The former case has you using memory that was possibly allocated to an object of different type. This makes for intractable errors.
 Wouldn't it be better to have a system to track unique pointers? If you 
 knew that no other pointer points to a given object or memory block, you 
 can finalize and deallocate it safely. In fact, the current semantics of 
 a scope object assume that the programmer will not leave any dangling 
 pointers at the end of the scope, so it's already assuming uniqueness, 
 just not enforcing it.

Unique pops in an out as a topic for future directions. It is quite difficult to make it at the same time correct, inconspicuous, and useful. We have firmly decided to do away with unique for D2. Andrei

I agree, scope arguments can easily be casted away and live beyond the scope. It's impossible to know if a pointer is unique without scanning the entire heap and pausing all threads to scan their stacks. And adding reference counts to allocations would break the need to have a GC in the first place. The best thing to do is to not use delete when uncertain about the uniqueness of a pointer.
Aug 08 2009
parent reply bearophile <bearophileHUGS lycos.com> writes:
Jeremie Pelletier:
It's impossible to know if a pointer is unique without scanning the entire heap
and pausing all threads to scan their stacks.<

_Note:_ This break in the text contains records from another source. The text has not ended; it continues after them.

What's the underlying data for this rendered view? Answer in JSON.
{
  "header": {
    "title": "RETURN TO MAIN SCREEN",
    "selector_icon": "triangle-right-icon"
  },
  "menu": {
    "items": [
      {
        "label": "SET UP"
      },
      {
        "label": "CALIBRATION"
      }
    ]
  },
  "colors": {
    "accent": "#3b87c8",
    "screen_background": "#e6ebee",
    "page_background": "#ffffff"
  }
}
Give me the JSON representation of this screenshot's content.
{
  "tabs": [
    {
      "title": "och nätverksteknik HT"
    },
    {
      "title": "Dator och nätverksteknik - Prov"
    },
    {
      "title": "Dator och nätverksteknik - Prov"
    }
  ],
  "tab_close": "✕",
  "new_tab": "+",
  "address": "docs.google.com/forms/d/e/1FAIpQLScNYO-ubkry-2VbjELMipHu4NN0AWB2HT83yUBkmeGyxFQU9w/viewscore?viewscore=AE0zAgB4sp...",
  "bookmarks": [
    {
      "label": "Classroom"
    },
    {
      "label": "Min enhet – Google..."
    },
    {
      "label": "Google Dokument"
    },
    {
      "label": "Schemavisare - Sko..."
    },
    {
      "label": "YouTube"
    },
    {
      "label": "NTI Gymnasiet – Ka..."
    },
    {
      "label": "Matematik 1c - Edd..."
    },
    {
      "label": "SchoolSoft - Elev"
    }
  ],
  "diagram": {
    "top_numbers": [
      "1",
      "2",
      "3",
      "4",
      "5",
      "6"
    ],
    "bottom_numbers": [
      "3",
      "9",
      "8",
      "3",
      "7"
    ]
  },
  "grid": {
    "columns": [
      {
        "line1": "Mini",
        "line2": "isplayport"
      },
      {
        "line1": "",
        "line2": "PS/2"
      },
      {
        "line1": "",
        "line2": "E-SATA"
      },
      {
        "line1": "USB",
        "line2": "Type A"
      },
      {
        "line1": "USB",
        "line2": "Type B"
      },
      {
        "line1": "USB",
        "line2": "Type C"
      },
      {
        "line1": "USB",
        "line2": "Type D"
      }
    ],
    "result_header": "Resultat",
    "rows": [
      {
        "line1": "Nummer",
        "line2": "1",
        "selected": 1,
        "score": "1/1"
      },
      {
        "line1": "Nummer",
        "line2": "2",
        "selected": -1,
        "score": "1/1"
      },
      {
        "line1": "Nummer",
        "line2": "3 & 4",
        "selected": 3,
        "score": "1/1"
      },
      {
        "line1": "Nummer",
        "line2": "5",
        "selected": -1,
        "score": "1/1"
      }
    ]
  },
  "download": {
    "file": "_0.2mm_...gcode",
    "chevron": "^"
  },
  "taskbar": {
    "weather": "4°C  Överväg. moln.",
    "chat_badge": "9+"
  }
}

Are you saying this after reading Bartoz blog posts? Bye, bearophile
Aug 08 2009
parent reply Jeremie Pelletier <jeremiep gmail.com> writes:
bearophile Wrote:

 Jeremie Pelletier:
It's impossible to know if a pointer is unique without scanning the entire heap
and pausing all threads to scan their stacks.<

Are you saying this after reading Bartoz blog posts? Bye, bearophile

No I haven't, do you have a link?
Aug 08 2009
parent bearophile <bearophileHUGS lycos.com> writes:
Jeremie Pelletier:
No I haven't, do you have a link?<

With the power of Google this is the blog of Bartosz Milewski, you may read about the last ten posts or so: http://bartoszmilewski.wordpress.com/ Bye, bearophile
Aug 08 2009
prev sibling next sibling parent Jarrett Billingsley <jarrett.billingsley gmail.com> writes:
On Sat, Aug 8, 2009 at 9:17 AM, Andrei
Alexandrescu<SeeWebsiteForEmail erdani.org> wrote:
 FWIW, I am trying to convince Walter to not reclaim memory in delete, but
 instead only call destructors. D continues C++'s mistake of conflating
 lifetime termination with memory reclamation.

Why? Instead of dangling pointers, you'd end up with pointers to finalized objects, which would probably lead to harder-to-catch bugs (since then you wouldn't even get a segfault). And what if you used it to try to delete a temporary array? Yes, you could use malloc/free for the temp array, but.. it just seems silly to have to dip into C functions to do that.
Aug 08 2009
prev sibling parent Jarrett Billingsley <jarrett.billingsley gmail.com> writes:
On Sat, Aug 8, 2009 at 9:42 AM, Andrei
Alexandrescu<SeeWebsiteForEmail erdani.org> wrote:
 Jarrett Billingsley wrote:
 On Sat, Aug 8, 2009 at 9:17 AM, Andrei
 Alexandrescu<SeeWebsiteForEmail erdani.org> wrote:
 FWIW, I am trying to convince Walter to not reclaim memory in delete, b=



 instead only call destructors. D continues C++'s mistake of conflating
 lifetime termination with memory reclamation.

Why? =A0Instead of dangling pointers, you'd end up with pointers to finalized objects, which would probably lead to harder-to-catch bugs (since then you wouldn't even get a segfault).

Getting a segfault =3D=3D lucky

And the alternative - using a "dead" object - is any better?
 And what if you used it to try to delete a temporary array? =A0Yes, you
 could use malloc/free for the temp array, but.. it just seems silly to
 have to dip into C functions to do that.

Why? It's not a frequent need.

That's enough of a justification to change delete's behavior? I just don't know why it should be changed. It's a blunt tool for blunt uses. When you delete something, you're telling the GC "I don't need this anymore, *trust me*", so *not* freeing memory associated with it seems silly.
Aug 08 2009